=== Dataset ===
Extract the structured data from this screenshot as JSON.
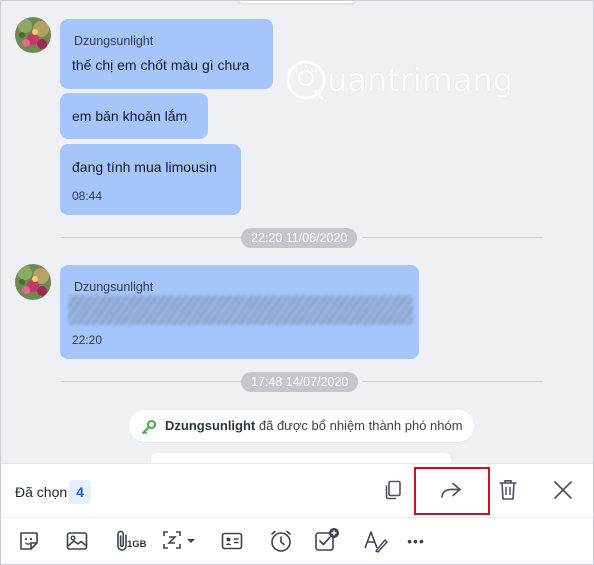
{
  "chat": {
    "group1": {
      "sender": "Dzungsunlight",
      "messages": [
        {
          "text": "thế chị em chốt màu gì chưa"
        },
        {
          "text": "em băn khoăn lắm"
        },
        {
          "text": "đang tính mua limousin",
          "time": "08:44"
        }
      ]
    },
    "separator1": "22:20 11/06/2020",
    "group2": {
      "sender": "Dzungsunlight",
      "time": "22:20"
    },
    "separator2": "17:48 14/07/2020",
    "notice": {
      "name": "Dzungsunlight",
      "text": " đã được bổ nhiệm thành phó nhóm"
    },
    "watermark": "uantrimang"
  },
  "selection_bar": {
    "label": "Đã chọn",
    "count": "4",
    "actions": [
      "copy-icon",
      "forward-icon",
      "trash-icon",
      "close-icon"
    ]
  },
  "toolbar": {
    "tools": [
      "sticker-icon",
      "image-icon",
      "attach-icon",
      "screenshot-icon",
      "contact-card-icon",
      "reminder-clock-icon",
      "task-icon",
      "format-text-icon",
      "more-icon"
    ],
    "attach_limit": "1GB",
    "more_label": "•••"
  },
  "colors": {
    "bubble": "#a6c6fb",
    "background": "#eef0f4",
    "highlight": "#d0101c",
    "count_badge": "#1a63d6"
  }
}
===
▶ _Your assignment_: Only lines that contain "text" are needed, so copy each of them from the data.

▶ _Answer below_:
          "text": "thế chị em chốt màu gì chưa"
          "text": "em băn khoăn lắm"
          "text": "đang tính mua limousin",
      "text": " đã được bổ nhiệm thành phó nhóm"
      "format-text-icon",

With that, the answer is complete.